[WORK REQUIRED] After going through the data below, state how many lines contain "JSON", and nothing else.

[Website and app data records]
== Segment start ==
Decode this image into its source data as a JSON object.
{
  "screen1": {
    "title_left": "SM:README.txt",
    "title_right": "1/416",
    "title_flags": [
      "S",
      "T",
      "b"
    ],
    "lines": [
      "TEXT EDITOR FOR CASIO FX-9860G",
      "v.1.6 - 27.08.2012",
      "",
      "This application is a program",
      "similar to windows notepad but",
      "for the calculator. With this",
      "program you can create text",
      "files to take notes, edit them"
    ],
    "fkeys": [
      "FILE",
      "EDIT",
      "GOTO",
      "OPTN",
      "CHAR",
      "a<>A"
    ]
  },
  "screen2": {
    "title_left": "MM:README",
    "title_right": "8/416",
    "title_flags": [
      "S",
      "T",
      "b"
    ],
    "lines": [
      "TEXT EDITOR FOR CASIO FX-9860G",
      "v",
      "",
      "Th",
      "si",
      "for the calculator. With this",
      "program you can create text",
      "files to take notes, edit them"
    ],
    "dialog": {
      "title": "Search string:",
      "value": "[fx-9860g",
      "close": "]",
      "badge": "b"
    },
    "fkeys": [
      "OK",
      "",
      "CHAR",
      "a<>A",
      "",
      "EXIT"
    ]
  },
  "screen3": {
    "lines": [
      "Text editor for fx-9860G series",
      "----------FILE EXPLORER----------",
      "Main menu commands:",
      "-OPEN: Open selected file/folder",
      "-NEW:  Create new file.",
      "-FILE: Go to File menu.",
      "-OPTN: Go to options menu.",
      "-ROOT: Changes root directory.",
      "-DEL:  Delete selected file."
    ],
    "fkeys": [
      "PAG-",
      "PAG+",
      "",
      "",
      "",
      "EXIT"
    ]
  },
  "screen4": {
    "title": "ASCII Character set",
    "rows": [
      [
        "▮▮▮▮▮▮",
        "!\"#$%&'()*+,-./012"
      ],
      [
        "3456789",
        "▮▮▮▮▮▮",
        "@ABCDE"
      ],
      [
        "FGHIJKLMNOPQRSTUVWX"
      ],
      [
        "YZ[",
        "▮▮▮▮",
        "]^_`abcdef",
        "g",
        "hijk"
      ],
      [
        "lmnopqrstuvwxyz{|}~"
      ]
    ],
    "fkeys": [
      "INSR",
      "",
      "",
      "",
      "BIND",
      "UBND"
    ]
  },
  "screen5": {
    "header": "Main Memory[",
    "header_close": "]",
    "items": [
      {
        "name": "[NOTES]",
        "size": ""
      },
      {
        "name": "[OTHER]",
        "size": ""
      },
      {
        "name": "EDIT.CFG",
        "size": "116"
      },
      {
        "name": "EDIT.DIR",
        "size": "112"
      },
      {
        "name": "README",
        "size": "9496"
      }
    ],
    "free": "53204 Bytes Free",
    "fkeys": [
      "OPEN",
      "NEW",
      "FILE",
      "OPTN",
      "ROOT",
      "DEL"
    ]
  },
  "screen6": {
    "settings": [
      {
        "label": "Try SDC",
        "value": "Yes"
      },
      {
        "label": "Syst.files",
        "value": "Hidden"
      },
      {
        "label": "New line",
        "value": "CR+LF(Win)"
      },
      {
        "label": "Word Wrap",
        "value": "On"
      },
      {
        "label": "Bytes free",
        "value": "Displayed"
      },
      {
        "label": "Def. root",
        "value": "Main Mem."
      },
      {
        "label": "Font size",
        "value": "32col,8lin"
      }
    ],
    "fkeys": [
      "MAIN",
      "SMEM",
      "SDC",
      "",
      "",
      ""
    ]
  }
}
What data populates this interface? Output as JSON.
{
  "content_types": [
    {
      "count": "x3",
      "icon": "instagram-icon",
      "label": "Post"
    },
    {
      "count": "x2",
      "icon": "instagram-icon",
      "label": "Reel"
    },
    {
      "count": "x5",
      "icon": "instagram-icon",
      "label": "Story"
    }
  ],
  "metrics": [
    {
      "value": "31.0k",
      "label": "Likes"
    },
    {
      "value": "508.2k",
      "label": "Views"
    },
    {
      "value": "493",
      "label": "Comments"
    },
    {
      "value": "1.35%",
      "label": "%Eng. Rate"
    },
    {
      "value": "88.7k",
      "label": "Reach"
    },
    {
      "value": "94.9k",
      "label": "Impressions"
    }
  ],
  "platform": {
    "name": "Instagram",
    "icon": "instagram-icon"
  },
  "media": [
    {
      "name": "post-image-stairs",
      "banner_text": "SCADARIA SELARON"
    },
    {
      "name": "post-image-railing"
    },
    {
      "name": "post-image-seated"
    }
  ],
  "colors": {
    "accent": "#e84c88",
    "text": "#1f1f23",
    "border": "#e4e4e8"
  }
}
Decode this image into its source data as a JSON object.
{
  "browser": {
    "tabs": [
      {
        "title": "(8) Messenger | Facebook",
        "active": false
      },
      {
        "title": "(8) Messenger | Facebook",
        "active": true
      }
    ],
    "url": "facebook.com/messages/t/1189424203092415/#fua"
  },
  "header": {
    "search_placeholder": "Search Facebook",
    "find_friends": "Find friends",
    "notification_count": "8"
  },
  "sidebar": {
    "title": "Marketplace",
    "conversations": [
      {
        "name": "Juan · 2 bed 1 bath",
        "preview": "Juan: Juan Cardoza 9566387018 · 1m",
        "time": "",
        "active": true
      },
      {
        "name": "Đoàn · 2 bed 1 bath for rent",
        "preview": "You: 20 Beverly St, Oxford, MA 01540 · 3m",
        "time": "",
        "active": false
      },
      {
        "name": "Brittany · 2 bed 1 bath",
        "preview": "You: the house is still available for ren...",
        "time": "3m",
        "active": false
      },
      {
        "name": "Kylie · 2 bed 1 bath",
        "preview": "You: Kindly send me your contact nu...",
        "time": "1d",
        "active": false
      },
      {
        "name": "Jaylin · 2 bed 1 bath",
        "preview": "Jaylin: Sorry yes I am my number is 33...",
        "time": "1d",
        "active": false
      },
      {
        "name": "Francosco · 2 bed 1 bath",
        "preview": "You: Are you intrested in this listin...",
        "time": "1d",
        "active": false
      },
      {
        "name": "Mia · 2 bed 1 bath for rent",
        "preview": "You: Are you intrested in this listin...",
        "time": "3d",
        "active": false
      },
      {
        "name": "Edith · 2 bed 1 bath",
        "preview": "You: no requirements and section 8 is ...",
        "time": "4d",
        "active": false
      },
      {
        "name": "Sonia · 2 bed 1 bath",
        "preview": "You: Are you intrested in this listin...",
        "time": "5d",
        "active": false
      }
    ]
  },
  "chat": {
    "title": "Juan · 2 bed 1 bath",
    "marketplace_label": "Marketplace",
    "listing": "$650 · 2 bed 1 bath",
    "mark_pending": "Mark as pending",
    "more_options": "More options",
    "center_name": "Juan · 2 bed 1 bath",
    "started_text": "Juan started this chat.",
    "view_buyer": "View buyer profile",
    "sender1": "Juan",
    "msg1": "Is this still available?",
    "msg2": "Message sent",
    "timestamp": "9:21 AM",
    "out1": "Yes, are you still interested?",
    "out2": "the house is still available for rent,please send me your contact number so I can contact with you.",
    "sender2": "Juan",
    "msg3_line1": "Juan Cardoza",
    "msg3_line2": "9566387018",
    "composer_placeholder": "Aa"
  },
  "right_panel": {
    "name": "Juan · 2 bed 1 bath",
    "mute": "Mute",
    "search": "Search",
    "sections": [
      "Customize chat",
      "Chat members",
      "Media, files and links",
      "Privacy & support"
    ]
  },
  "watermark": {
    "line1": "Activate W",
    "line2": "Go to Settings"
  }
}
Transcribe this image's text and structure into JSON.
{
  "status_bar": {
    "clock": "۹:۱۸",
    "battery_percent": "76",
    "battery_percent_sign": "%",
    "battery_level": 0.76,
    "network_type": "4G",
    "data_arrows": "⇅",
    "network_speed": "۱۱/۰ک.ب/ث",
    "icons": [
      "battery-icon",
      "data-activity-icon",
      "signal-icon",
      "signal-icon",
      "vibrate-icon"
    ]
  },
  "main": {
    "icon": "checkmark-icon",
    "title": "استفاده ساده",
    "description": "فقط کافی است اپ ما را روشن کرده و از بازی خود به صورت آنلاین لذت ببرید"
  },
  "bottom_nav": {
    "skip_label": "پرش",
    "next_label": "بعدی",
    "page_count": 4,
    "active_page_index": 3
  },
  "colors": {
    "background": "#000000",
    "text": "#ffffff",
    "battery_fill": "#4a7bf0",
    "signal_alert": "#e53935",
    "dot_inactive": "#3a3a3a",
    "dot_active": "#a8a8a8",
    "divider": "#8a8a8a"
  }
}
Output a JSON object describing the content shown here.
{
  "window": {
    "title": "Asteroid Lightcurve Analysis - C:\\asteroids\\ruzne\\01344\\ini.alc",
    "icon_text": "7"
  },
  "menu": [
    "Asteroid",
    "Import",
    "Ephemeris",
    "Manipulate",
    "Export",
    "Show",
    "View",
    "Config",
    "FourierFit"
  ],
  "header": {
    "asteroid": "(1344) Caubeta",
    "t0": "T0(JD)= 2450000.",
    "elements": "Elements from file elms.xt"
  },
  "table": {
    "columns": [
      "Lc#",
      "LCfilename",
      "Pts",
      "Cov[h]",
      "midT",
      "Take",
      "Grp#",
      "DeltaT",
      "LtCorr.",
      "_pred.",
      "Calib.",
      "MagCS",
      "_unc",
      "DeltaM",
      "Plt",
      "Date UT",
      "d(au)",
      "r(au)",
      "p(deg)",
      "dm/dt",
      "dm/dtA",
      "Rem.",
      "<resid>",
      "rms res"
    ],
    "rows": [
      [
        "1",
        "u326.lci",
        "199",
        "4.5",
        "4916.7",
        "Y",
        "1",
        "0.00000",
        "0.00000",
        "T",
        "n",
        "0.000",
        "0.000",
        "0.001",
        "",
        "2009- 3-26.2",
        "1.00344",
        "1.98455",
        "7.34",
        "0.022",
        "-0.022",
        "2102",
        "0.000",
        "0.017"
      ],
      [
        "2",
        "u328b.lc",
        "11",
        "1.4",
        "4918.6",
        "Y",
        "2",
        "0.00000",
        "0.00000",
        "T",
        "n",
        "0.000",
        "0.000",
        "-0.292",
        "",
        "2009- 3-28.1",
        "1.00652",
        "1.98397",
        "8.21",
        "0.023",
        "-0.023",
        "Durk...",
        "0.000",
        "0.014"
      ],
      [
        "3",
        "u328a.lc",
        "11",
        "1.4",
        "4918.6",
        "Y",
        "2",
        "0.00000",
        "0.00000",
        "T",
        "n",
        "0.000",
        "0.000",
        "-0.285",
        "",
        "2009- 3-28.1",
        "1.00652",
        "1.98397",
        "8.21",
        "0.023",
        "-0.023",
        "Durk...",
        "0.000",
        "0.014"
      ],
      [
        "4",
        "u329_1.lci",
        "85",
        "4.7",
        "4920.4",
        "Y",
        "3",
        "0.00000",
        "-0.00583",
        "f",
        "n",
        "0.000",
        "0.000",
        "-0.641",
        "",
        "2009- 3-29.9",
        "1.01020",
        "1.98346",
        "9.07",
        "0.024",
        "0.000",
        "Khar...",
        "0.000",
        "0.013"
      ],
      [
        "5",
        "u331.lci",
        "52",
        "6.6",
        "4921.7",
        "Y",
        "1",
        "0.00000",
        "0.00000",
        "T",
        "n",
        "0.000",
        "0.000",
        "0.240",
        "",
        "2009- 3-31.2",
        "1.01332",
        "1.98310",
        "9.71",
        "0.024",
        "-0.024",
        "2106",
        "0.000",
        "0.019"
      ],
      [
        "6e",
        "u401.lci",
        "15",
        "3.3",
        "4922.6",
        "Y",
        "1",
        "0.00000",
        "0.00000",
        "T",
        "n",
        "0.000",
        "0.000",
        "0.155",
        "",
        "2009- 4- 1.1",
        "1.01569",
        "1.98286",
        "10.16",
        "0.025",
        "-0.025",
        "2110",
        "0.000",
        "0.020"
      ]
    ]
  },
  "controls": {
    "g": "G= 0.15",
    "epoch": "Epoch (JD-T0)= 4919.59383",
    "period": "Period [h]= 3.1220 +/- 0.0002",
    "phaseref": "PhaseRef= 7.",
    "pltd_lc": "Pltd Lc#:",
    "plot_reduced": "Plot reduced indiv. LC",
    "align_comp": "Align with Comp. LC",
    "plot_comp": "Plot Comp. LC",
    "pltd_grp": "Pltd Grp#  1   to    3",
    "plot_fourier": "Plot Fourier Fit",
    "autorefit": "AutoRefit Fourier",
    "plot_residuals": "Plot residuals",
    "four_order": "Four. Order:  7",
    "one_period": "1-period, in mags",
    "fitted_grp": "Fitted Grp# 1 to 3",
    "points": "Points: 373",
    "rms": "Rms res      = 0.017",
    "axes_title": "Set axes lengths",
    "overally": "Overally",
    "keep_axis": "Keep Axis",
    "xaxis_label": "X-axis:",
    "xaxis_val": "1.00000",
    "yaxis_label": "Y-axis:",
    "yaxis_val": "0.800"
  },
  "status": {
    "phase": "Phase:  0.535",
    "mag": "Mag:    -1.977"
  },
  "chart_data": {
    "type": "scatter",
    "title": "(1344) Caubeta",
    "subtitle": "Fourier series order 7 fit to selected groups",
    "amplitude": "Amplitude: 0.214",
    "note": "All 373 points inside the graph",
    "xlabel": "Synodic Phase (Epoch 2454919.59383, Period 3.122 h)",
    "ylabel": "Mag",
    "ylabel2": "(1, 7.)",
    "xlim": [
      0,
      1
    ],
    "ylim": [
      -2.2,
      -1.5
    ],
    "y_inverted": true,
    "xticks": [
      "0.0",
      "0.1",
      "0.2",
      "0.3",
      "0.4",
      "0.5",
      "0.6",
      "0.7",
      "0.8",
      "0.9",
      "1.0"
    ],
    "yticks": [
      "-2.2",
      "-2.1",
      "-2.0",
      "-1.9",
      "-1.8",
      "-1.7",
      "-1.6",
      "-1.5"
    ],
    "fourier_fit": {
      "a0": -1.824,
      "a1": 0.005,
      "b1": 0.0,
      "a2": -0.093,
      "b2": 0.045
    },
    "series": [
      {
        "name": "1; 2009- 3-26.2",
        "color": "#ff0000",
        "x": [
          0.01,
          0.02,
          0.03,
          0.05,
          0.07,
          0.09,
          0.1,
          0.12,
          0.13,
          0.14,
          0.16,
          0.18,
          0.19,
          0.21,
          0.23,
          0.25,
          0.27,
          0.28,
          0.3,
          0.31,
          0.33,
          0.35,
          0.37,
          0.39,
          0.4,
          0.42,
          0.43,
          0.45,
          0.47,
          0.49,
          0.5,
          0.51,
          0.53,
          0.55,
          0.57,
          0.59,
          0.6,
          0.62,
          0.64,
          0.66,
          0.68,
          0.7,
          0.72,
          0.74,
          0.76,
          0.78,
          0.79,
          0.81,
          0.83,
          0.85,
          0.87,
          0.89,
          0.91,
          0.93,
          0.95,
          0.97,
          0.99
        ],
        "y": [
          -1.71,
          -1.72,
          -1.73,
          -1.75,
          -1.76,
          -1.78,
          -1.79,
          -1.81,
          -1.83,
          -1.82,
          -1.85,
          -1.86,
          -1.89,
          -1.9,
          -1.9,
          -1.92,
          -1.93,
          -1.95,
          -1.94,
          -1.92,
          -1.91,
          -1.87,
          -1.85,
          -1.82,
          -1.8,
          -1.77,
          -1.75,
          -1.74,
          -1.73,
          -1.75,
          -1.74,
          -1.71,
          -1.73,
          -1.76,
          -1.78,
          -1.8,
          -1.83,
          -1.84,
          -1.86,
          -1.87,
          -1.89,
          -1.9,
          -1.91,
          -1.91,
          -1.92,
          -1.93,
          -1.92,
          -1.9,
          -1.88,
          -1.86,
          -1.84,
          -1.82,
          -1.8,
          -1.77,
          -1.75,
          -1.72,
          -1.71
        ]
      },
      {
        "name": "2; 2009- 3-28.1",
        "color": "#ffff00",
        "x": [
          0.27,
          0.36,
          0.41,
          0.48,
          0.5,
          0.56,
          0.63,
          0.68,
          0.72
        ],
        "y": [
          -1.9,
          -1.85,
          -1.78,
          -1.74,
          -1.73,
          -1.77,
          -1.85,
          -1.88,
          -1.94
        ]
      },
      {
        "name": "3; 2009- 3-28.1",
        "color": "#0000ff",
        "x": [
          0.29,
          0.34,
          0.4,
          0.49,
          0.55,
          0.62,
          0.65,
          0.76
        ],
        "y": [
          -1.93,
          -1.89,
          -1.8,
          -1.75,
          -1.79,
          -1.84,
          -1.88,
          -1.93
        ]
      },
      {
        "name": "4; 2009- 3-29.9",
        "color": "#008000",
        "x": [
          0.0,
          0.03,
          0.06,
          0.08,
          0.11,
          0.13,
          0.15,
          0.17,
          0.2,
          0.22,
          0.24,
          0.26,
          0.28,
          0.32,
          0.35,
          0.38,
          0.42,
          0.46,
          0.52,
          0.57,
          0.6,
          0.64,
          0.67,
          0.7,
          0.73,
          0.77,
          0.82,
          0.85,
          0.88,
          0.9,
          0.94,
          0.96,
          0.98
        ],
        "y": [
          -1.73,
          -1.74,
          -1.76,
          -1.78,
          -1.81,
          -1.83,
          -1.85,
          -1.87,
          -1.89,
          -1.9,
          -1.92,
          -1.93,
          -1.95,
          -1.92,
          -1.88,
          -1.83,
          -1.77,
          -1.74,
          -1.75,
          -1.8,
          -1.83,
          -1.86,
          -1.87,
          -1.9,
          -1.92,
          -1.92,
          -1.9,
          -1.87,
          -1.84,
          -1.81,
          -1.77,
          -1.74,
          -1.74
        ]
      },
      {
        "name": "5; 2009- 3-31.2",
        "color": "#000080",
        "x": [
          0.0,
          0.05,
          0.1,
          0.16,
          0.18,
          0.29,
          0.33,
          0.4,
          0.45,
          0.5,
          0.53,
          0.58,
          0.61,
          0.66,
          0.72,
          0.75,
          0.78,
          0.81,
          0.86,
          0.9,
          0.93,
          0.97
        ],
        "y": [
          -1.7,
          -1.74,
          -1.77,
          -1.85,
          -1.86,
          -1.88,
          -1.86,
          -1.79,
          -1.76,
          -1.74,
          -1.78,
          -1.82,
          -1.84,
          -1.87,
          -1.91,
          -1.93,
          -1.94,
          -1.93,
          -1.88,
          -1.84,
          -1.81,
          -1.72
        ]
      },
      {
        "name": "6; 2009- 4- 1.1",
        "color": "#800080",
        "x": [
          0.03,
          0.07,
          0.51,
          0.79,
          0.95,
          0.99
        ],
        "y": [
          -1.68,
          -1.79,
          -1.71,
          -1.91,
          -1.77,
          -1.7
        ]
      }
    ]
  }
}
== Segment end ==
[SOLUTION TO THE EXERCISE] 5